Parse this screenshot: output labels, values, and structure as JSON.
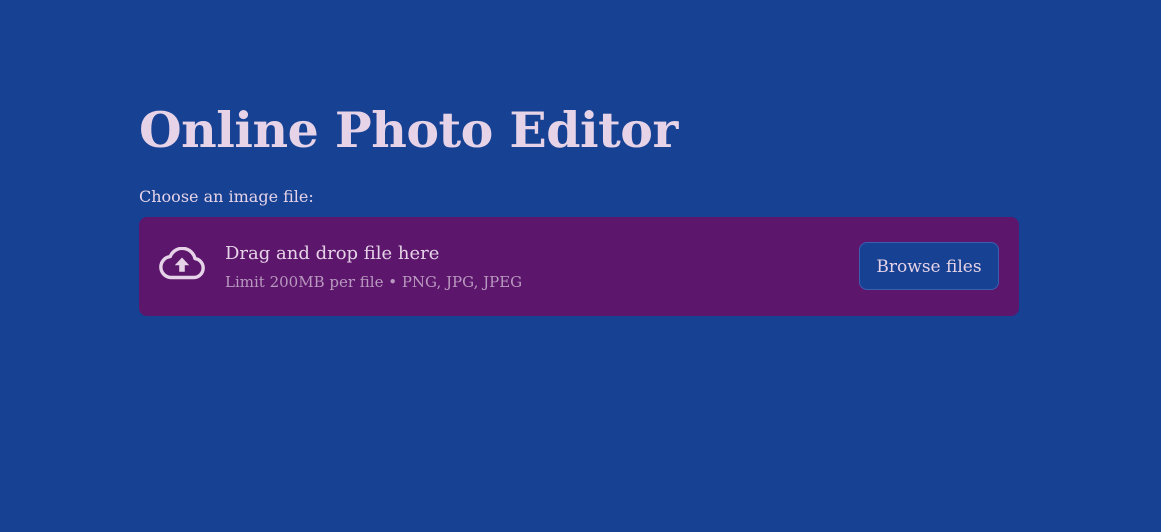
{
  "page": {
    "title": "Online Photo Editor",
    "background_color": "#174193"
  },
  "uploader": {
    "label": "Choose an image file:",
    "dropzone": {
      "title": "Drag and drop file here",
      "limit_text": "Limit 200MB per file • PNG, JPG, JPEG",
      "icon": "cloud-upload-icon",
      "background_color": "#5c166c"
    },
    "browse_button_label": "Browse files"
  },
  "colors": {
    "text": "#e6d3e7",
    "muted_text": "#b999bf"
  }
}
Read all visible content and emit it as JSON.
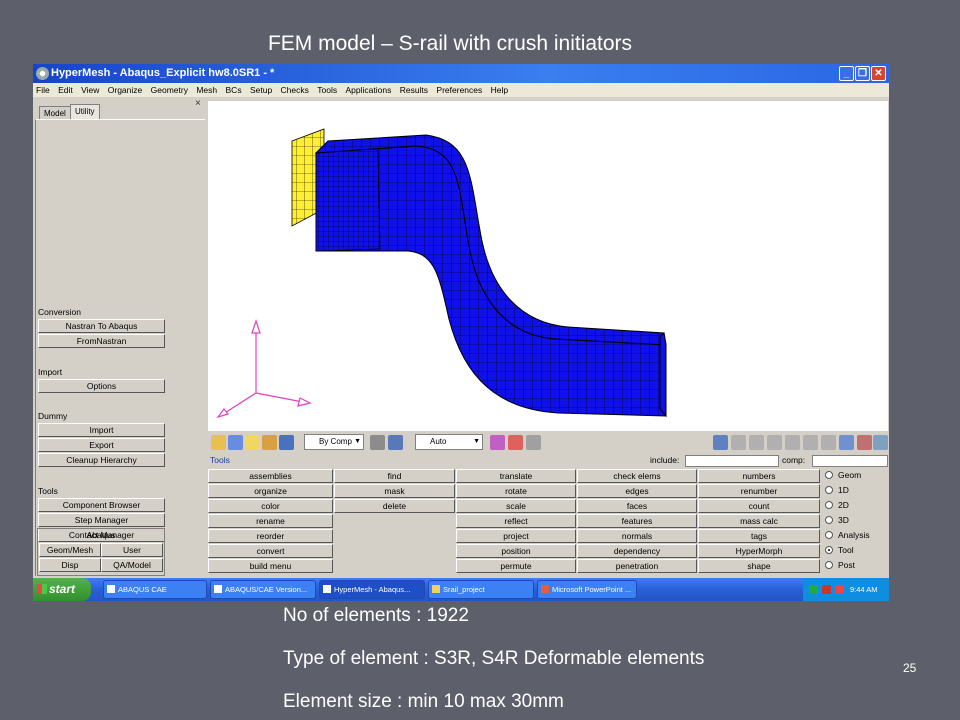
{
  "slide": {
    "title": "FEM model – S-rail with crush initiators",
    "number": "25",
    "bullets": [
      "No of elements : 1922",
      "Type of element : S3R, S4R Deformable elements",
      "Element size : min 10 max 30mm"
    ]
  },
  "window": {
    "title": "HyperMesh - Abaqus_Explicit hw8.0SR1 - *",
    "min_label": "_",
    "max_label": "❐",
    "close_label": "✕"
  },
  "menu": [
    "File",
    "Edit",
    "View",
    "Organize",
    "Geometry",
    "Mesh",
    "BCs",
    "Setup",
    "Checks",
    "Tools",
    "Applications",
    "Results",
    "Preferences",
    "Help"
  ],
  "left_panel": {
    "close_label": "×",
    "tabs": [
      "Model",
      "Utility"
    ],
    "conversion": {
      "heading": "Conversion",
      "buttons": [
        "Nastran To Abaqus",
        "FromNastran"
      ]
    },
    "import": {
      "heading": "Import",
      "buttons": [
        "Options"
      ]
    },
    "dummy": {
      "heading": "Dummy",
      "buttons": [
        "Import",
        "Export",
        "Cleanup Hierarchy"
      ]
    },
    "tools": {
      "heading": "Tools",
      "buttons": [
        "Component Browser",
        "Step Manager",
        "Contact Manager"
      ]
    },
    "abaqus": {
      "heading": "Abaqus",
      "cells": [
        "Geom/Mesh",
        "User",
        "Disp",
        "QA/Model"
      ]
    }
  },
  "toolbar": {
    "color_mode": "By Comp",
    "display_mode": "Auto"
  },
  "tools_bar": {
    "label": "Tools",
    "include_label": "include:",
    "comp_label": "comp:"
  },
  "tool_grid": {
    "col1": [
      "assemblies",
      "organize",
      "color",
      "rename",
      "reorder",
      "convert",
      "build menu"
    ],
    "col2": [
      "find",
      "mask",
      "delete"
    ],
    "col3": [
      "translate",
      "rotate",
      "scale",
      "reflect",
      "project",
      "position",
      "permute"
    ],
    "col4": [
      "check elems",
      "edges",
      "faces",
      "features",
      "normals",
      "dependency",
      "penetration"
    ],
    "col5": [
      "numbers",
      "renumber",
      "count",
      "mass calc",
      "tags",
      "HyperMorph",
      "shape"
    ]
  },
  "radio_group": {
    "options": [
      "Geom",
      "1D",
      "2D",
      "3D",
      "Analysis",
      "Tool",
      "Post"
    ],
    "selected": "Tool"
  },
  "taskbar": {
    "start": "start",
    "buttons": [
      "ABAQUS CAE",
      "ABAQUS/CAE Version...",
      "HyperMesh - Abaqus...",
      "Srail_project",
      "Microsoft PowerPoint ..."
    ],
    "active": "HyperMesh - Abaqus...",
    "clock": "9:44 AM"
  },
  "colors": {
    "mesh": "#1010e8",
    "mesh_lines": "#000000",
    "rigid_wall": "#ffee33",
    "triad": "#e040c0"
  }
}
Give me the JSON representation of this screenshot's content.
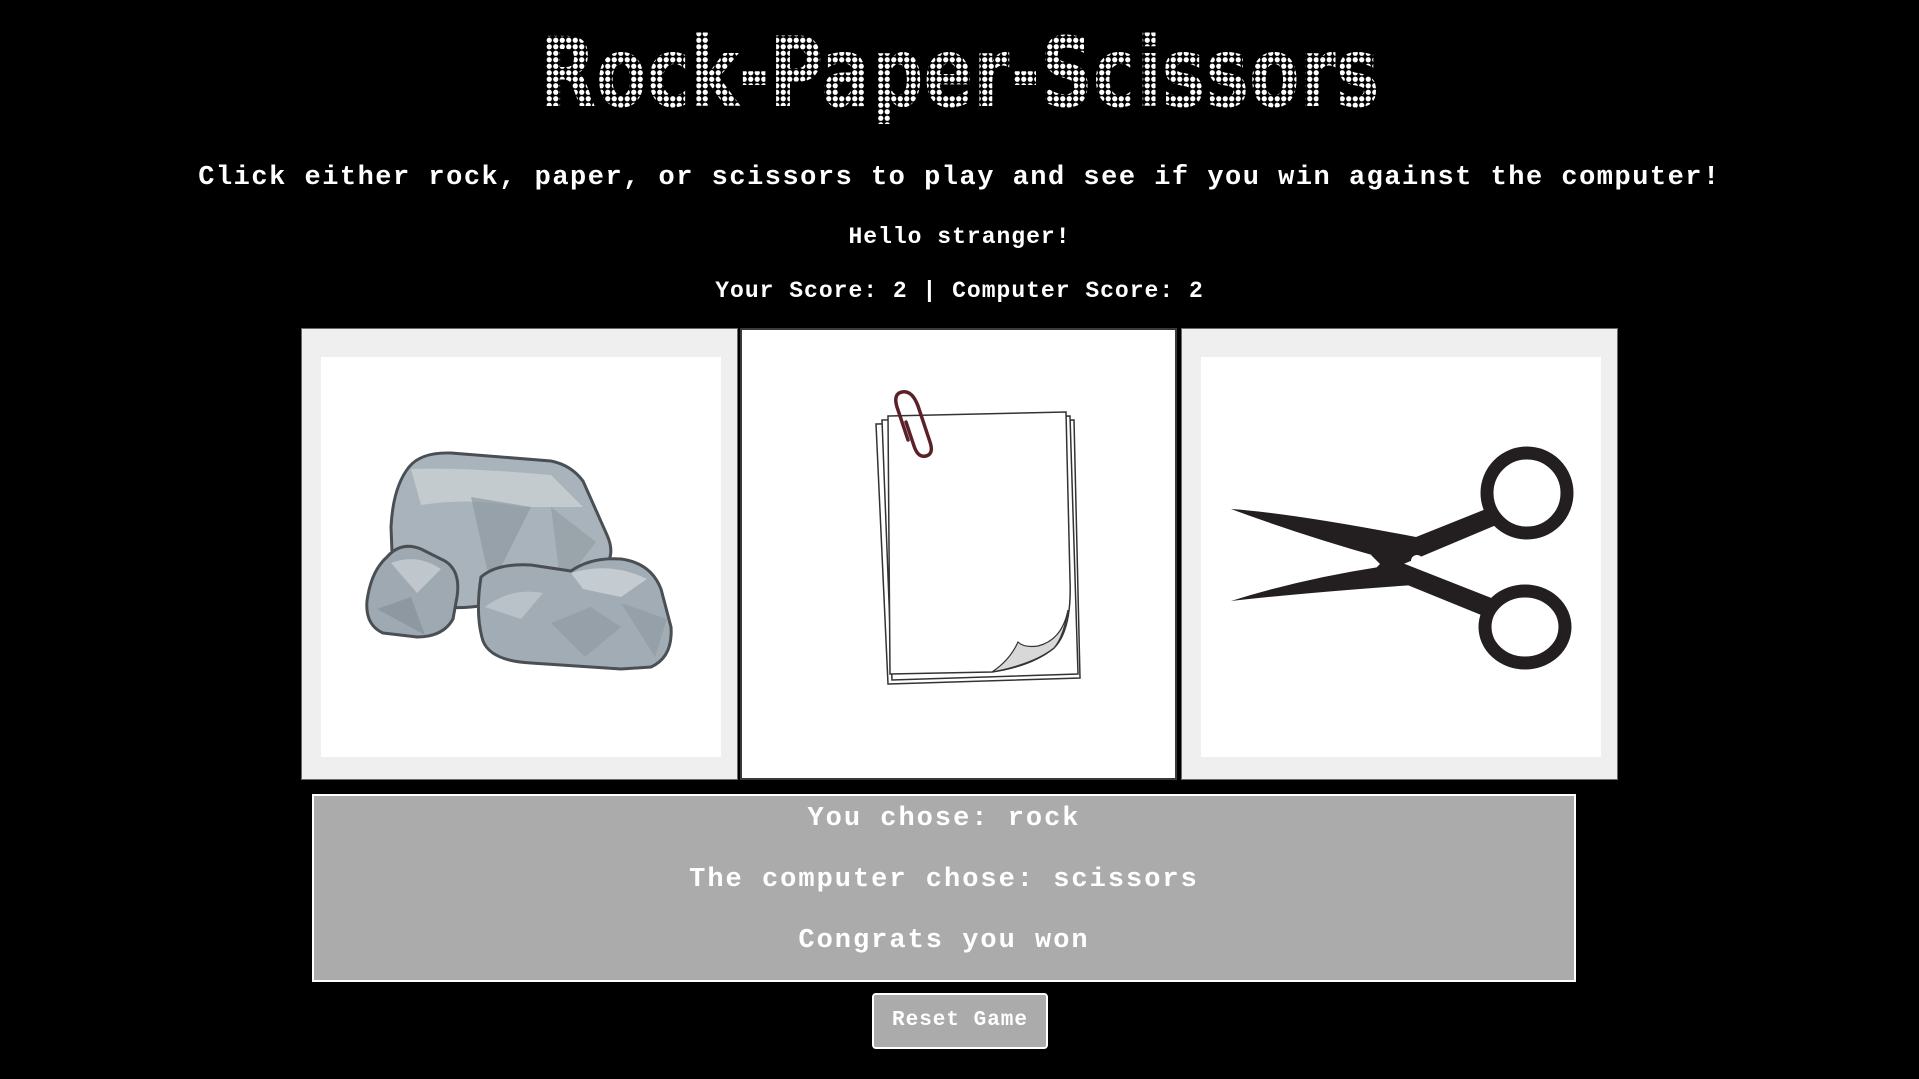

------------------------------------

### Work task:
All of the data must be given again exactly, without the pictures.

### Your solution:
Parse this screenshot: output labels, values, and structure as JSON.
{
  "page": {
    "title": "Online Photo Editor",
    "background_color": "#174193"
  },
  "uploader": {
    "label": "Choose an image file:",
    "dropzone": {
      "title": "Drag and drop file here",
      "limit_text": "Limit 200MB per file • PNG, JPG, JPEG",
      "icon": "cloud-upload-icon",
      "background_color": "#5c166c"
    },
    "browse_button_label": "Browse files"
  },
  "colors": {
    "text": "#e6d3e7",
    "muted_text": "#b999bf"
  }
}
Read all visible content and emit it as JSON.
{
  "slide": {
    "title": "FEM model – S-rail with crush initiators",
    "number": "25",
    "bullets": [
      "No of elements : 1922",
      "Type of element : S3R, S4R Deformable elements",
      "Element size : min 10 max 30mm"
    ]
  },
  "window": {
    "title": "HyperMesh - Abaqus_Explicit hw8.0SR1 - *",
    "min_label": "_",
    "max_label": "❐",
    "close_label": "✕"
  },
  "menu": [
    "File",
    "Edit",
    "View",
    "Organize",
    "Geometry",
    "Mesh",
    "BCs",
    "Setup",
    "Checks",
    "Tools",
    "Applications",
    "Results",
    "Preferences",
    "Help"
  ],
  "left_panel": {
    "close_label": "×",
    "tabs": [
      "Model",
      "Utility"
    ],
    "conversion": {
      "heading": "Conversion",
      "buttons": [
        "Nastran To Abaqus",
        "FromNastran"
      ]
    },
    "import": {
      "heading": "Import",
      "buttons": [
        "Options"
      ]
    },
    "dummy": {
      "heading": "Dummy",
      "buttons": [
        "Import",
        "Export",
        "Cleanup Hierarchy"
      ]
    },
    "tools": {
      "heading": "Tools",
      "buttons": [
        "Component Browser",
        "Step Manager",
        "Contact Manager"
      ]
    },
    "abaqus": {
      "heading": "Abaqus",
      "cells": [
        "Geom/Mesh",
        "User",
        "Disp",
        "QA/Model"
      ]
    }
  },
  "toolbar": {
    "color_mode": "By Comp",
    "display_mode": "Auto"
  },
  "tools_bar": {
    "label": "Tools",
    "include_label": "include:",
    "comp_label": "comp:"
  },
  "tool_grid": {
    "col1": [
      "assemblies",
      "organize",
      "color",
      "rename",
      "reorder",
      "convert",
      "build menu"
    ],
    "col2": [
      "find",
      "mask",
      "delete"
    ],
    "col3": [
      "translate",
      "rotate",
      "scale",
      "reflect",
      "project",
      "position",
      "permute"
    ],
    "col4": [
      "check elems",
      "edges",
      "faces",
      "features",
      "normals",
      "dependency",
      "penetration"
    ],
    "col5": [
      "numbers",
      "renumber",
      "count",
      "mass calc",
      "tags",
      "HyperMorph",
      "shape"
    ]
  },
  "radio_group": {
    "options": [
      "Geom",
      "1D",
      "2D",
      "3D",
      "Analysis",
      "Tool",
      "Post"
    ],
    "selected": "Tool"
  },
  "taskbar": {
    "start": "start",
    "buttons": [
      "ABAQUS CAE",
      "ABAQUS/CAE Version...",
      "HyperMesh - Abaqus...",
      "Srail_project",
      "Microsoft PowerPoint ..."
    ],
    "active": "HyperMesh - Abaqus...",
    "clock": "9:44 AM"
  },
  "colors": {
    "mesh": "#1010e8",
    "mesh_lines": "#000000",
    "rigid_wall": "#ffee33",
    "triad": "#e040c0"
  }
}
Give me the JSON representation of this screenshot's content.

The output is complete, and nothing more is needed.